- Comment Policy
- Contact Us
By Sonia Rastogi
Hype of the HIV epidemic in the U.S. has died down in the media and in the minds of many Americans. What many do not know is that we are sitting on a human rights crisis. Yes, “we have the science to end the epidemic” as they say and will say loudly at the International AIDS Conference in July 2012 in Washington, D.C. Yes, we have improved medications for people living with HIV and have discovered breakthrough technologies to drastically reduce HIV transmission. But what remains unacknowledged are the challenges or failures of getting the “science” to those who need it the most – to those who faced multilayered forms of violation even before HIV came into their lives.
HIV is a symptom of stark existing inequalities, especially for women and girls. Women living with HIV account for at least 25% of the U.S. epidemic. In some counties and regions, such as the South and Northeast, the rate is higher. Women of color, disproportionately African-American women and Latinas, make up over 80% of all women living with HIV. The response to the U.S. epidemic does not reflect these numbers: women-centered HIV programs are routinely under- or defunded, women are not often invited to serve in leadership roles, and gender-specific research is overlooked. I’d like to give more accurate data to paint the picture of HIV among women. However, the impact of HIV on transgender women and queer-identified women is unknown and habitually unspoken. Despite this shortcoming, this article speaks to trends that affect all women. HIV runs the well-worn path of gender inequality where gender-based violence, interpersonal and state-sanctioned violations of sexual and reproductive rights, and realities of poverty intersect.
For many women living with HIV, an HIV diagnosis is a sentence to a lifetime of poverty. Sixty-four percent of women living with HIV receiving regular medical care had annual incomes under $10,000 compared to 41% of men, according to the HIV Cost and Services Utilization Survey from 1996. That was 1996. Between now and then the economy tanked, the War on Women started, and state and national budgets are cutting programs like WIC, Social Security, Food Stamps, and more. I dread the updated statistic.
Women living with HIV are incentivized to stay poor and get sick . For example, to access medical care and supportive services like Medicaid or the AIDS Drug Assistance Program (a program that helps low-income people pay for their medication), you must fit certain income and health status criteria.

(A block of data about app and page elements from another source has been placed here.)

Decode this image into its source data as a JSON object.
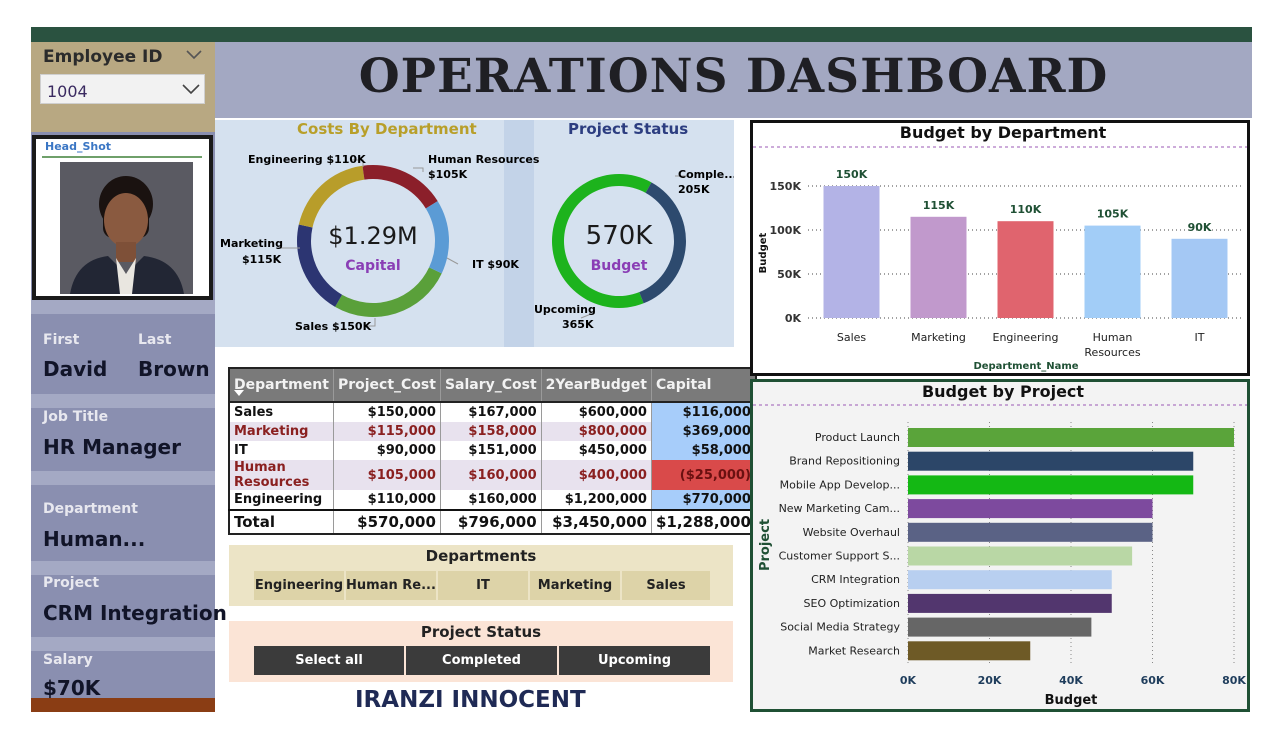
{
  "title": "OPERATIONS DASHBOARD",
  "employee": {
    "id_label": "Employee ID",
    "id_value": "1004",
    "photo_title": "Head_Shot",
    "first_label": "First",
    "first_value": "David",
    "last_label": "Last",
    "last_value": "Brown",
    "job_label": "Job Title",
    "job_value": "HR Manager",
    "dept_label": "Department",
    "dept_value": "Human...",
    "project_label": "Project",
    "project_value": "CRM Integration",
    "salary_label": "Salary",
    "salary_value": "$70K"
  },
  "donut1": {
    "title": "Costs By Department",
    "center_value": "$1.29M",
    "center_label": "Capital",
    "labels": {
      "engineering": "Engineering $110K",
      "hr1": "Human Resources",
      "hr2": "$105K",
      "marketing1": "Marketing",
      "marketing2": "$115K",
      "it": "IT $90K",
      "sales": "Sales $150K"
    },
    "colors": [
      "#5aa03a",
      "#2c3572",
      "#b89d2a",
      "#8b1f2a",
      "#5b9bd5"
    ]
  },
  "donut2": {
    "title": "Project Status",
    "center_value": "570K",
    "center_label": "Budget",
    "completed1": "Comple...",
    "completed2": "205K",
    "upcoming1": "Upcoming",
    "upcoming2": "365K",
    "colors": [
      "#1db31d",
      "#2d4a6e"
    ]
  },
  "table": {
    "headers": [
      "Department",
      "Project_Cost",
      "Salary_Cost",
      "2YearBudget",
      "Capital"
    ],
    "rows": [
      [
        "Sales",
        "$150,000",
        "$167,000",
        "$600,000",
        "$116,000"
      ],
      [
        "Marketing",
        "$115,000",
        "$158,000",
        "$800,000",
        "$369,000"
      ],
      [
        "IT",
        "$90,000",
        "$151,000",
        "$450,000",
        "$58,000"
      ],
      [
        "Human Resources",
        "$105,000",
        "$160,000",
        "$400,000",
        "($25,000)"
      ],
      [
        "Engineering",
        "$110,000",
        "$160,000",
        "$1,200,000",
        "$770,000"
      ]
    ],
    "total": [
      "Total",
      "$570,000",
      "$796,000",
      "$3,450,000",
      "$1,288,000"
    ]
  },
  "slicer_departments": {
    "title": "Departments",
    "items": [
      "Engineering",
      "Human Re...",
      "IT",
      "Marketing",
      "Sales"
    ]
  },
  "slicer_status": {
    "title": "Project Status",
    "items": [
      "Select all",
      "Completed",
      "Upcoming"
    ]
  },
  "footer": "IRANZI INNOCENT",
  "chart_data": [
    {
      "type": "pie",
      "title": "Costs By Department",
      "categories": [
        "Sales",
        "Marketing",
        "Engineering",
        "Human Resources",
        "IT"
      ],
      "values": [
        150,
        115,
        110,
        105,
        90
      ],
      "unit": "K"
    },
    {
      "type": "pie",
      "title": "Project Status",
      "categories": [
        "Completed",
        "Upcoming"
      ],
      "values": [
        205,
        365
      ],
      "unit": "K"
    },
    {
      "type": "bar",
      "title": "Budget by Department",
      "categories": [
        "Sales",
        "Marketing",
        "Engineering",
        "Human Resources",
        "IT"
      ],
      "category_lines": [
        [
          "Sales"
        ],
        [
          "Marketing"
        ],
        [
          "Engineering"
        ],
        [
          "Human",
          "Resources"
        ],
        [
          "IT"
        ]
      ],
      "values": [
        150,
        115,
        110,
        105,
        90
      ],
      "data_labels": [
        "150K",
        "115K",
        "110K",
        "105K",
        "90K"
      ],
      "colors": [
        "#b3b3e6",
        "#c199cc",
        "#e0646e",
        "#a2cdf7",
        "#a4c8f4"
      ],
      "xlabel": "Department_Name",
      "ylabel": "Budget",
      "ylim": [
        0,
        150
      ],
      "yticks": [
        "0K",
        "50K",
        "100K",
        "150K"
      ]
    },
    {
      "type": "bar",
      "orientation": "horizontal",
      "title": "Budget by Project",
      "categories": [
        "Product Launch",
        "Brand Repositioning",
        "Mobile App Develop...",
        "New Marketing Cam...",
        "Website Overhaul",
        "Customer Support S...",
        "CRM Integration",
        "SEO Optimization",
        "Social Media Strategy",
        "Market Research"
      ],
      "values": [
        80,
        70,
        70,
        60,
        60,
        55,
        50,
        50,
        45,
        30
      ],
      "colors": [
        "#5aa43a",
        "#2c4668",
        "#14b814",
        "#7d4a9e",
        "#5a6285",
        "#b9d7a5",
        "#b8cff0",
        "#52366e",
        "#666666",
        "#6e5a26"
      ],
      "xlabel": "Budget",
      "ylabel": "Project",
      "xlim": [
        0,
        80
      ],
      "xticks": [
        "0K",
        "20K",
        "40K",
        "60K",
        "80K"
      ]
    }
  ]
}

Medicaid, for instance, requires a disability status and income below $2,000 at all times – and they have the surveillance to make sure you stay sick and poor. For women who do try to push the glass ceiling and work while maintaining public benefits, the consequences for making too much money or getting healthier are dire. And for women who are able to engage in the workforce, equal pay and the wage gap are daunting truths.
Women living with HIV are a valuable asset for economic growth. In addition, HIV+ women have the expertise and knowledge to shift policies – we, as women living with HIV, are more than volunteers and tokenized voices in the HIV movement.
The same women who experience homelessness, sexual and/or intimate partner violence, surveilling of our bodies because of our gender identities, trepidation if we live in highly policed communities, and criminalization because of the color of our skin, who we love, and our immigration status are the same women who are disproportionately affected by HIV. One cannot separate HIV from the reproductive justice movement, the labor movement, or any other movement for that matter. Our movements must be integrated! Our push towards integration must be verbalized! And all women’s lives and bodies must be accounted for!
As a collective voice of advocates and allies, we can hold our decision-makers accountable to implement existing laws such as the Affordable Care Act, push for further policy change, and alter existing HIV attitudes in our communities. We can change this. We can curb the epidemic!